World Building is the interdisciplinary process of building worlds that evolve into containers for the new narrative resolutions. World Building is the intersection of creativity and technology for students in academia and industry who need to understand now how to thrive in the media jungle of the future. World Building works beyond the edges of known media to express the full arc of our creative role in making new narrative worlds.
5D Institute is the world's leading World Building collective. Our network of preeminent World Builders transcends borders and boundaries in film, animation, fashion, gaming, theatre, television, music, architecture, science, interactive media and more.
Through the newly cemented partnership with USC School of Cinematic Arts, 5D Institute is evolving into an unmatched connector between the next generation of young and undiscovered creators traversing the bleeding edge of innovation and companies who want to be at the frontlines of the new media landscape.
Since Oct 2008, we have come together at 5D's distributed events to engage in a disruptive interrogation of our fractured disciplines, to create best practices and a new shared language across narrative media."
"Since 1987 IRC researchers and students have been exploring the rapidly developing landscape of visual technology. Initial research involved high-end 3D computer animation to create rich worlds and characters. Visualizations of the otherwise invisible, ranging from biology to long-gone or unrealized architecture continue to be created at the IRC for national broadcast and current feature films.
As digital media tools became more powerful, the IRC began developing interactive, real-time virtual worlds that could respond to the decisions of an involved viewer. Researching and utilizing current game-art technologies, the IRC has created internationally recognized interactive visualizations for museums and other institutions. Additionally, pure research in real-time visualization has involved UMBC students in immersive projects that have attracted national attention.
Today, visualization capabilities have become all but limitless. At the same time, the role imagery plays in contemporary culture is of rising importance.
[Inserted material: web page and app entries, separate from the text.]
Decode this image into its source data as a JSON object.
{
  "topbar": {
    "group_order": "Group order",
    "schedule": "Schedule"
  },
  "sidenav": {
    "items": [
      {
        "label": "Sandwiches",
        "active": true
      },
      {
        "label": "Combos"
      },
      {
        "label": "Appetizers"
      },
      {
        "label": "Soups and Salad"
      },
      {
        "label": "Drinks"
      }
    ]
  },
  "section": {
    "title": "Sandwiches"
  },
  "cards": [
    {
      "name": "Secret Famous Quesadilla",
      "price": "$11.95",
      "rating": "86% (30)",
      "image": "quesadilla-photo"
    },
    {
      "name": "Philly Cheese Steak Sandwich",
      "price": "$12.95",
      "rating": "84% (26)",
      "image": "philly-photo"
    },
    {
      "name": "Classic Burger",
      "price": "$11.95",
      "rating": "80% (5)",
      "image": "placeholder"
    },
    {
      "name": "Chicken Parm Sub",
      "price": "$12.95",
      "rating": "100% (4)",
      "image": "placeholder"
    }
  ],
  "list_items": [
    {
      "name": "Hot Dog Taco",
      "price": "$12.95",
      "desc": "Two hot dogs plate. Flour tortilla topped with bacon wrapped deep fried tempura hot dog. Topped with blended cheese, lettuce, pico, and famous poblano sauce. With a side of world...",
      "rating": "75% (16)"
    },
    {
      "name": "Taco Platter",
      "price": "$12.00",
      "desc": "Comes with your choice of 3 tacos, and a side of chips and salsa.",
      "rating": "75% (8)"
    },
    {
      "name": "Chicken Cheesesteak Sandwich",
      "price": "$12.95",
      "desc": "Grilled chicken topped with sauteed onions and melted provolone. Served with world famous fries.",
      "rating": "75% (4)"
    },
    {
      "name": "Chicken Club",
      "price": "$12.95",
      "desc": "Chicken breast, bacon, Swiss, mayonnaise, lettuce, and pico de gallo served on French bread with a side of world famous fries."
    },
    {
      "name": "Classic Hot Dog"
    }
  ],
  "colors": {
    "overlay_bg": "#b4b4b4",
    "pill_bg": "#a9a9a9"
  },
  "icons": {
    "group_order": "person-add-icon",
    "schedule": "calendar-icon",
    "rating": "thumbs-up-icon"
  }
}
Research at the IRC has expanded to include multidisciplinary research projects to better understand and realize an effective use of imagery to help culture process its most profound ideas. Understanding social media, online communities, and interactive collaborative virtual spaces are basic aspects of this research."
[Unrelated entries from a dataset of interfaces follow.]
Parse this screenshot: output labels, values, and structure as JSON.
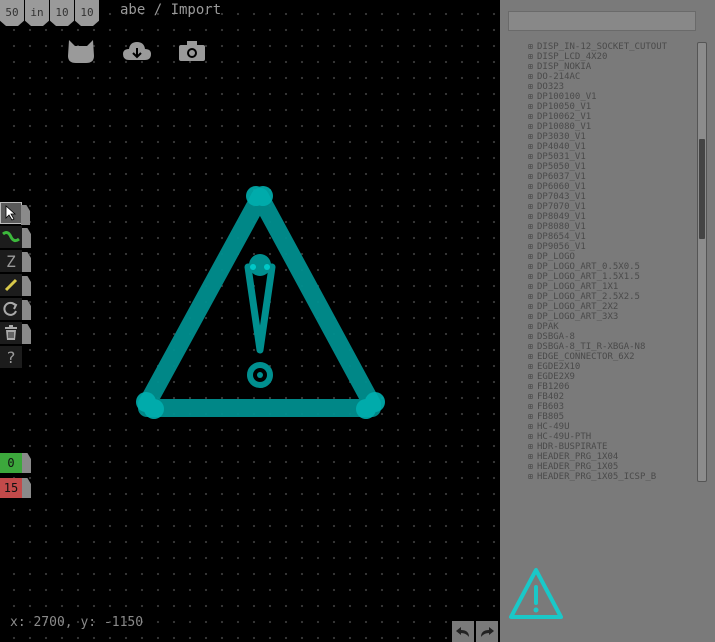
{
  "header": {
    "title": "abe / Import"
  },
  "grid_settings": {
    "size": "50",
    "units": "in",
    "a": "10",
    "b": "10"
  },
  "top_icons": [
    "cat-icon",
    "cloud-download-icon",
    "camera-icon"
  ],
  "tools": [
    "pointer-icon",
    "trace-icon",
    "text-icon",
    "ruler-icon",
    "rotate-icon",
    "trash-icon",
    "help-icon"
  ],
  "tool_labels": {
    "text": "Z",
    "help": "?"
  },
  "layers": [
    {
      "label": "0",
      "color": "#3ca83c"
    },
    {
      "label": "15",
      "color": "#c34a4a"
    }
  ],
  "status": {
    "coords": "x: 2700, y: -1150"
  },
  "colors": {
    "accent": "#00a0a0",
    "canvas": "#000000",
    "panel": "#7a7a7a"
  },
  "part_list": [
    "DISP_IN-12_SOCKET_CUTOUT",
    "DISP_LCD_4X20",
    "DISP_NOKIA",
    "DO-214AC",
    "DO323",
    "DP100100_V1",
    "DP10050_V1",
    "DP10062_V1",
    "DP10080_V1",
    "DP3030_V1",
    "DP4040_V1",
    "DP5031_V1",
    "DP5050_V1",
    "DP6037_V1",
    "DP6060_V1",
    "DP7043_V1",
    "DP7070_V1",
    "DP8049_V1",
    "DP8080_V1",
    "DP8654_V1",
    "DP9056_V1",
    "DP_LOGO",
    "DP_LOGO_ART_0.5X0.5",
    "DP_LOGO_ART_1.5X1.5",
    "DP_LOGO_ART_1X1",
    "DP_LOGO_ART_2.5X2.5",
    "DP_LOGO_ART_2X2",
    "DP_LOGO_ART_3X3",
    "DPAK",
    "DSBGA-8",
    "DSBGA-8_TI_R-XBGA-N8",
    "EDGE_CONNECTOR_6X2",
    "EGDE2X10",
    "EGDE2X9",
    "FB1206",
    "FB402",
    "FB603",
    "FB805",
    "HC-49U",
    "HC-49U-PTH",
    "HDR-BUSPIRATE",
    "HEADER_PRG_1X04",
    "HEADER_PRG_1X05",
    "HEADER_PRG_1X05_ICSP_B"
  ]
}
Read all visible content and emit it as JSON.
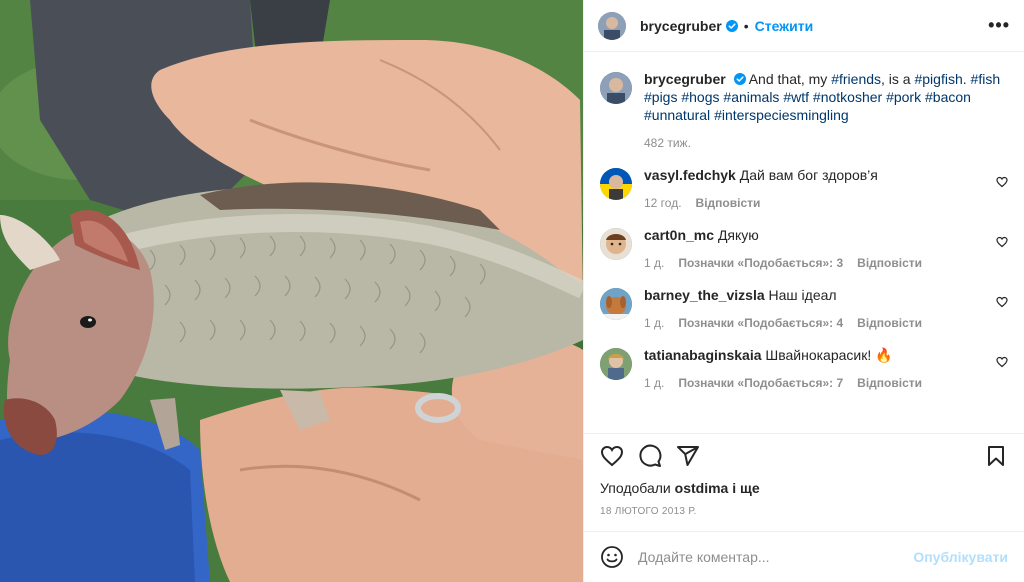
{
  "post": {
    "author": "brycegruber",
    "follow_label": "Стежити",
    "more_label": "•••",
    "separator": "•"
  },
  "caption": {
    "username": "brycegruber",
    "text_plain": "And that, my",
    "tags": [
      "#friends",
      "#pigfish.",
      "#fish",
      "#pigs",
      "#hogs",
      "#animals",
      "#wtf",
      "#notkosher",
      "#pork",
      "#bacon",
      "#unnatural",
      "#interspeciesmingling"
    ],
    "after_friends": ", is a",
    "time": "482 тиж."
  },
  "comments": [
    {
      "username": "vasyl.fedchyk",
      "text": "Дай вам бог здоров’я",
      "time": "12 год.",
      "likes": "",
      "reply": "Відповісти"
    },
    {
      "username": "cart0n_mc",
      "text": "Дякую",
      "time": "1 д.",
      "likes": "Позначки «Подобається»: 3",
      "reply": "Відповісти"
    },
    {
      "username": "barney_the_vizsla",
      "text": "Наш ідеал",
      "time": "1 д.",
      "likes": "Позначки «Подобається»: 4",
      "reply": "Відповісти"
    },
    {
      "username": "tatianabaginskaia",
      "text": "Швайнокарасик! 🔥",
      "time": "1 д.",
      "likes": "Позначки «Подобається»: 7",
      "reply": "Відповісти"
    }
  ],
  "likes_line": {
    "prefix": "Уподобали",
    "user": "ostdima",
    "suffix": "і ще"
  },
  "date": "18 лютого 2013 р.",
  "composer": {
    "placeholder": "Додайте коментар...",
    "publish_label": "Опублікувати"
  },
  "colors": {
    "accent": "#0095f6",
    "link": "#00376b",
    "muted": "#8e8e8e",
    "publish_disabled": "#b2dffc"
  }
}
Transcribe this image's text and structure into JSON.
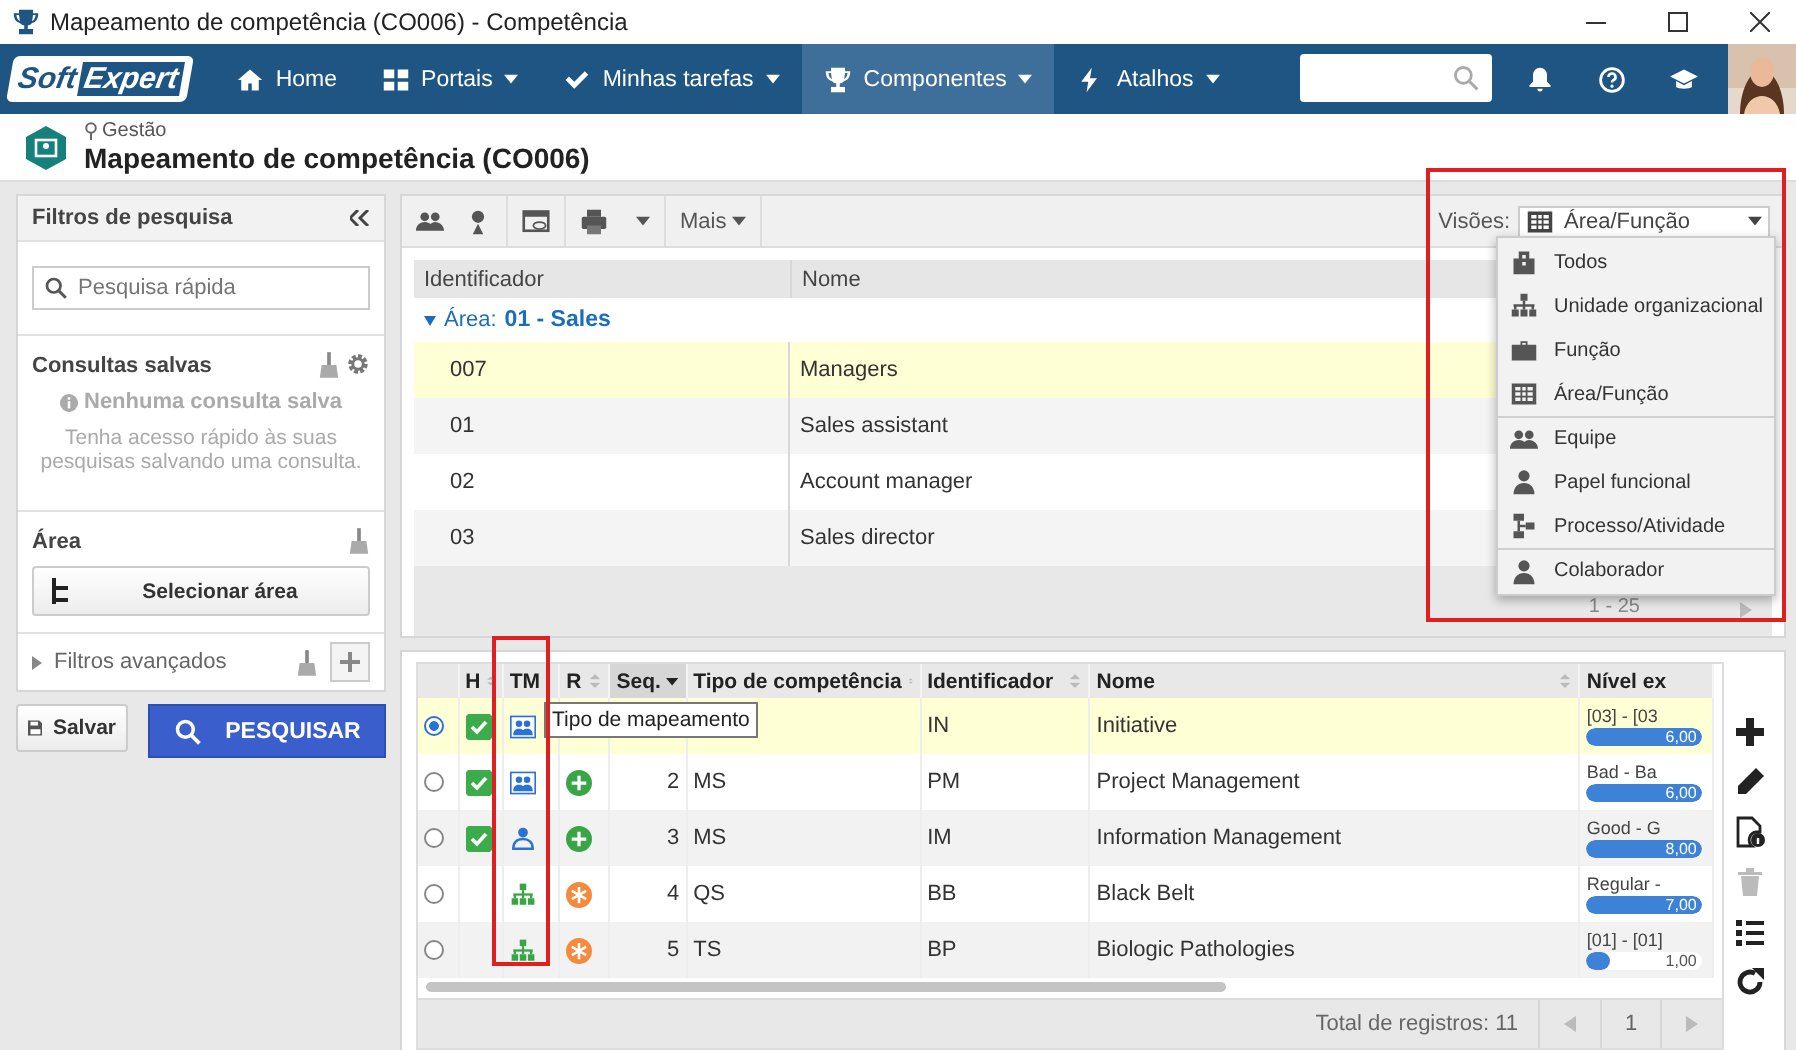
{
  "window": {
    "title": "Mapeamento de competência (CO006) - Competência"
  },
  "nav": {
    "logo": "Soft",
    "logo2": "Expert",
    "items": [
      {
        "label": "Home",
        "dropdown": false,
        "selected": false
      },
      {
        "label": "Portais",
        "dropdown": true,
        "selected": false
      },
      {
        "label": "Minhas tarefas",
        "dropdown": true,
        "selected": false
      },
      {
        "label": "Componentes",
        "dropdown": true,
        "selected": true
      },
      {
        "label": "Atalhos",
        "dropdown": true,
        "selected": false
      }
    ]
  },
  "header": {
    "breadcrumb": "Gestão",
    "title": "Mapeamento de competência (CO006)"
  },
  "filters": {
    "title": "Filtros de pesquisa",
    "search_placeholder": "Pesquisa rápida",
    "saved_title": "Consultas salvas",
    "empty_title": "Nenhuma consulta salva",
    "empty_text": "Tenha acesso rápido às suas pesquisas salvando uma consulta.",
    "area_title": "Área",
    "area_button": "Selecionar área",
    "advanced": "Filtros avançados",
    "expanded": false,
    "save_button": "Salvar",
    "search_button": "PESQUISAR"
  },
  "top": {
    "more": "Mais",
    "views_label": "Visões:",
    "views_value": "Área/Função",
    "views_options": [
      {
        "label": "Todos",
        "separator_before": false
      },
      {
        "label": "Unidade organizacional",
        "separator_before": false
      },
      {
        "label": "Função",
        "separator_before": false
      },
      {
        "label": "Área/Função",
        "separator_before": false
      },
      {
        "label": "Equipe",
        "separator_before": true
      },
      {
        "label": "Papel funcional",
        "separator_before": false
      },
      {
        "label": "Processo/Atividade",
        "separator_before": false
      },
      {
        "label": "Colaborador",
        "separator_before": true
      }
    ],
    "columns": [
      "Identificador",
      "Nome"
    ],
    "group": {
      "label": "Área:",
      "value": "01 - Sales",
      "expanded": true
    },
    "rows": [
      {
        "id": "007",
        "name": "Managers",
        "selected": true
      },
      {
        "id": "01",
        "name": "Sales assistant",
        "selected": false
      },
      {
        "id": "02",
        "name": "Account manager",
        "selected": false
      },
      {
        "id": "03",
        "name": "Sales director",
        "selected": false
      }
    ],
    "pager": "1 - 25"
  },
  "bottom": {
    "columns": [
      {
        "label": "H",
        "sortable": true,
        "sorted": false
      },
      {
        "label": "TM",
        "sortable": false,
        "sorted": false
      },
      {
        "label": "R",
        "sortable": true,
        "sorted": false
      },
      {
        "label": "Seq.",
        "sortable": true,
        "sorted": true
      },
      {
        "label": "Tipo de competência",
        "sortable": true,
        "sorted": false
      },
      {
        "label": "Identificador",
        "sortable": true,
        "sorted": false
      },
      {
        "label": "Nome",
        "sortable": true,
        "sorted": false
      },
      {
        "label": "Nível ex",
        "sortable": false,
        "sorted": false
      }
    ],
    "rows": [
      {
        "selected": true,
        "h": true,
        "tm": {
          "kind": "team"
        },
        "seq": "",
        "type": "",
        "identifier": "IN",
        "name": "Initiative",
        "level_label": "[03] - [03",
        "level": 1,
        "level_value": "6,00"
      },
      {
        "selected": false,
        "h": true,
        "tm": {
          "kind": "team"
        },
        "r": {
          "kind": "plus"
        },
        "seq": "2",
        "type": "MS",
        "identifier": "PM",
        "name": "Project Management",
        "level_label": "Bad - Ba",
        "level": 1,
        "level_value": "6,00"
      },
      {
        "selected": false,
        "h": true,
        "tm": {
          "kind": "person"
        },
        "r": {
          "kind": "plus"
        },
        "seq": "3",
        "type": "MS",
        "identifier": "IM",
        "name": "Information Management",
        "level_label": "Good - G",
        "level": 1,
        "level_value": "8,00"
      },
      {
        "selected": false,
        "h": false,
        "tm": {
          "kind": "org"
        },
        "r": {
          "kind": "star"
        },
        "seq": "4",
        "type": "QS",
        "identifier": "BB",
        "name": "Black Belt",
        "level_label": "Regular -",
        "level": 1,
        "level_value": "7,00"
      },
      {
        "selected": false,
        "h": false,
        "tm": {
          "kind": "org"
        },
        "r": {
          "kind": "star"
        },
        "seq": "5",
        "type": "TS",
        "identifier": "BP",
        "name": "Biologic Pathologies",
        "level_label": "[01] - [01]",
        "level": 0.2,
        "level_value": "1,00"
      }
    ],
    "tooltip": "Tipo de mapeamento",
    "total": "Total de registros: 11",
    "page": "1"
  }
}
(Imaging Research Center, University of Maryland Baltimore County)
"Immersion is a project that records video of people 'through the screen' as they play games, use the internet and watch TV. There's three of us involved in the actual production of the footage- Andrew Wiggins is a camera man based in London, whilst Charly Smith is a First Assistant Director, also based in London. In 2010 we'll be working with the Media Center at Bournemouth University, on an 18 month study called 'War and Leisure', of teenagers and war in the media. Using the Facial Action Coding System, developed by Paul Ekman, we'll be analysing the reactions of teenagers to war in video games, movies, news footage, documentaries and online video. Outside of this study we're also filming people consuming a range of media- everything from the shopping channel, porn, sports, to programming created for babies."
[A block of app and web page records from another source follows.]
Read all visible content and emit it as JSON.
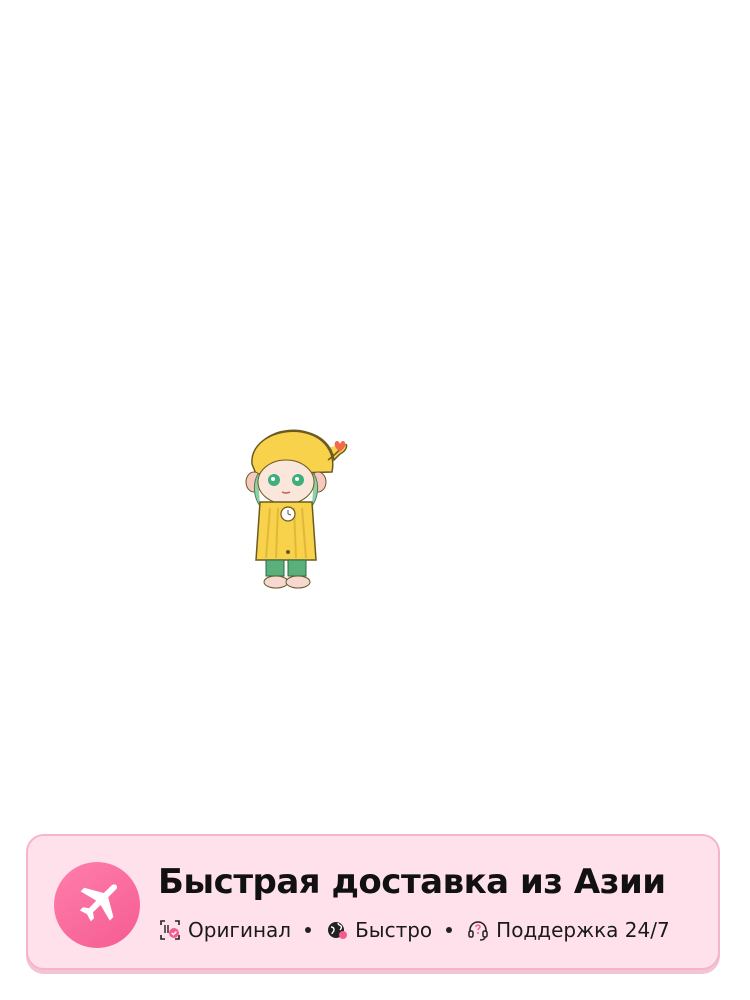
{
  "banner": {
    "title": "Быстрая доставка из Азии",
    "badge_icon": "airplane-icon",
    "accent_color": "#f55b92",
    "background_color": "#ffe1ec",
    "features": [
      {
        "label": "Оригинал",
        "icon": "authentic-scan-icon"
      },
      {
        "label": "Быстро",
        "icon": "globe-icon"
      },
      {
        "label": "Поддержка 24/7",
        "icon": "headset-icon"
      }
    ]
  },
  "product": {
    "illustration": "girl-figure-yellow-coat-illustration"
  }
}
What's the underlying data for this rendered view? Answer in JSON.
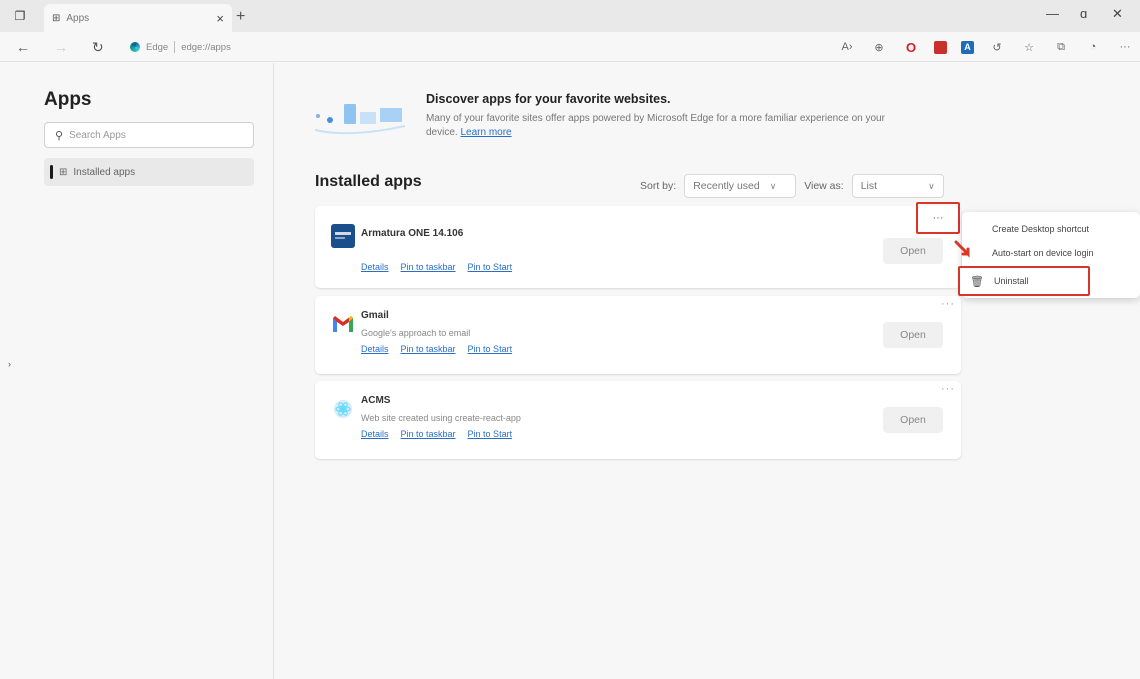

Fig.1 Cooper, R. (2010). "Immersion". Bradford, National Media Museum.
"Biofeedback art is recently emerged interactive art form which applies technologies to capture biological changes of the body and create an artistic meaning through them. Biofeedback interfaces measures EEG, galvanic skin response, facial analysis, temperature analysis, eye-tracking or hearth rate in order to monitor the users bio-philosophical and produce a dynamic psychological/behavioural/emotion-based analysis of the person. The artistic meaning production based on the applications of these qualities which often deals with embodiment, enaction, body awareness, immersion or active/passive bodily engagement. There are a variety of tools can be used by artists which are usually divided to contact (for example EEG) or non-contact (facial analysis through camera). The MediaArtTube Exhibition 1.0 presents a collection of engaging art works and experiments in this hot topic of media art."
Fig.1 Brainloop interactive performance platform http://www.aksioma.org/brainloop/index.html
Fig.2 Yasushi Noguchi, Hideyuki Ando - Watch Me!, eye-responsive Installation 2009 http://r-dimension.xsrv.jp/projects_e/watch_me/
"With a technology called MotionScan, an actor's complete performance--their facial expressions, how they talk, when they blink--are captured for use in a video game. We spoke to Brendan McNamara, the head of the team behind the detective game using this tech, 'L.A. Noire.' ...
Made by Team Bondi and Rockstar--the AAA developer behind the violent and cinematic Grand Theft Auto series--L.A. Noire is set in post-WWII Los Angeles, giving the player the role of Cole Phelps (Mad Men's Aaron Staton), a war-hero turned police detective."
(Kevin Ohannessian, Fast Company, 4 February 2011)